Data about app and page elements
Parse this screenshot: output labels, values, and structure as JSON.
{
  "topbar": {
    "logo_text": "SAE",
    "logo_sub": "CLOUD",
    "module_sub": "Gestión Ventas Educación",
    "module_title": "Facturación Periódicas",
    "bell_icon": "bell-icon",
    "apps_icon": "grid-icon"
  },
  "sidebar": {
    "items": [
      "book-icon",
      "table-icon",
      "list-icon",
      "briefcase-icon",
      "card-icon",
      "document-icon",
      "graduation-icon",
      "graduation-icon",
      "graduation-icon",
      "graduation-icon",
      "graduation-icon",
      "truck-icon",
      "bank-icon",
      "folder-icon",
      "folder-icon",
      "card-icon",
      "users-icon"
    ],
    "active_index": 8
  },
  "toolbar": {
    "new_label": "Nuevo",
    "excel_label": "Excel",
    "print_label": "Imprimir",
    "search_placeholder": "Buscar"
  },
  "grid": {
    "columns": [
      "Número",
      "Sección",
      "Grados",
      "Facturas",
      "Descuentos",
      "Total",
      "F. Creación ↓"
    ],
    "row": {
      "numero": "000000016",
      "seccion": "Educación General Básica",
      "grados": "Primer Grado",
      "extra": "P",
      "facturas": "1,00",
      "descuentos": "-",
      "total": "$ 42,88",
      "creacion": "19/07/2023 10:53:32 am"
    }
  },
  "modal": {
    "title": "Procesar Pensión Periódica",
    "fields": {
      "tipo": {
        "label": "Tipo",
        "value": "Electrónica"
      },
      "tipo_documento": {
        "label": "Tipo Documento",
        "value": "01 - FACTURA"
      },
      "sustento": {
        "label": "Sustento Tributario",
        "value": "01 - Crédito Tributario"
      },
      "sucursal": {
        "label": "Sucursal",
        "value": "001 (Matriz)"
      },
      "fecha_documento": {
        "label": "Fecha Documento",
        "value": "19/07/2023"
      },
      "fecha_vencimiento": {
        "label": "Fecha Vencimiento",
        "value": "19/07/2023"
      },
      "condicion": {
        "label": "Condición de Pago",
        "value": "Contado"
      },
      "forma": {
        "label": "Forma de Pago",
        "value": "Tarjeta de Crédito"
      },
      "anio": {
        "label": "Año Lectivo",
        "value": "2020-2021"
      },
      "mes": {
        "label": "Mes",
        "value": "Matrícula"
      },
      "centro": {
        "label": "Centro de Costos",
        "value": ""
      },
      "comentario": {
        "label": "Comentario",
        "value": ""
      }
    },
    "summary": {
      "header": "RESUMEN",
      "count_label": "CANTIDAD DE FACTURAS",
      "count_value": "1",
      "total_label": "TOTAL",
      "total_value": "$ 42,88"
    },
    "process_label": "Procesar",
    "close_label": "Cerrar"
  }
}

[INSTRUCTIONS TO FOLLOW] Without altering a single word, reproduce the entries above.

[ANSWER BOX]
Parse this screenshot: output labels, values, and structure as JSON.
{
  "topbar": {
    "logo_text": "SAE",
    "logo_sub": "CLOUD",
    "module_sub": "Gestión Ventas Educación",
    "module_title": "Facturación Periódicas",
    "bell_icon": "bell-icon",
    "apps_icon": "grid-icon"
  },
  "sidebar": {
    "items": [
      "book-icon",
      "table-icon",
      "list-icon",
      "briefcase-icon",
      "card-icon",
      "document-icon",
      "graduation-icon",
      "graduation-icon",
      "graduation-icon",
      "graduation-icon",
      "graduation-icon",
      "truck-icon",
      "bank-icon",
      "folder-icon",
      "folder-icon",
      "card-icon",
      "users-icon"
    ],
    "active_index": 8
  },
  "toolbar": {
    "new_label": "Nuevo",
    "excel_label": "Excel",
    "print_label": "Imprimir",
    "search_placeholder": "Buscar"
  },
  "grid": {
    "columns": [
      "Número",
      "Sección",
      "Grados",
      "Facturas",
      "Descuentos",
      "Total",
      "F. Creación ↓"
    ],
    "row": {
      "numero": "000000016",
      "seccion": "Educación General Básica",
      "grados": "Primer Grado",
      "extra": "P",
      "facturas": "1,00",
      "descuentos": "-",
      "total": "$ 42,88",
      "creacion": "19/07/2023 10:53:32 am"
    }
  },
  "modal": {
    "title": "Procesar Pensión Periódica",
    "fields": {
      "tipo": {
        "label": "Tipo",
        "value": "Electrónica"
      },
      "tipo_documento": {
        "label": "Tipo Documento",
        "value": "01 - FACTURA"
      },
      "sustento": {
        "label": "Sustento Tributario",
        "value": "01 - Crédito Tributario"
      },
      "sucursal": {
        "label": "Sucursal",
        "value": "001 (Matriz)"
      },
      "fecha_documento": {
        "label": "Fecha Documento",
        "value": "19/07/2023"
      },
      "fecha_vencimiento": {
        "label": "Fecha Vencimiento",
        "value": "19/07/2023"
      },
      "condicion": {
        "label": "Condición de Pago",
        "value": "Contado"
      },
      "forma": {
        "label": "Forma de Pago",
        "value": "Tarjeta de Crédito"
      },
      "anio": {
        "label": "Año Lectivo",
        "value": "2020-2021"
      },
      "mes": {
        "label": "Mes",
        "value": "Matrícula"
      },
      "centro": {
        "label": "Centro de Costos",
        "value": ""
      },
      "comentario": {
        "label": "Comentario",
        "value": ""
      }
    },
    "summary": {
      "header": "RESUMEN",
      "count_label": "CANTIDAD DE FACTURAS",
      "count_value": "1",
      "total_label": "TOTAL",
      "total_value": "$ 42,88"
    },
    "process_label": "Procesar",
    "close_label": "Cerrar"
  }
}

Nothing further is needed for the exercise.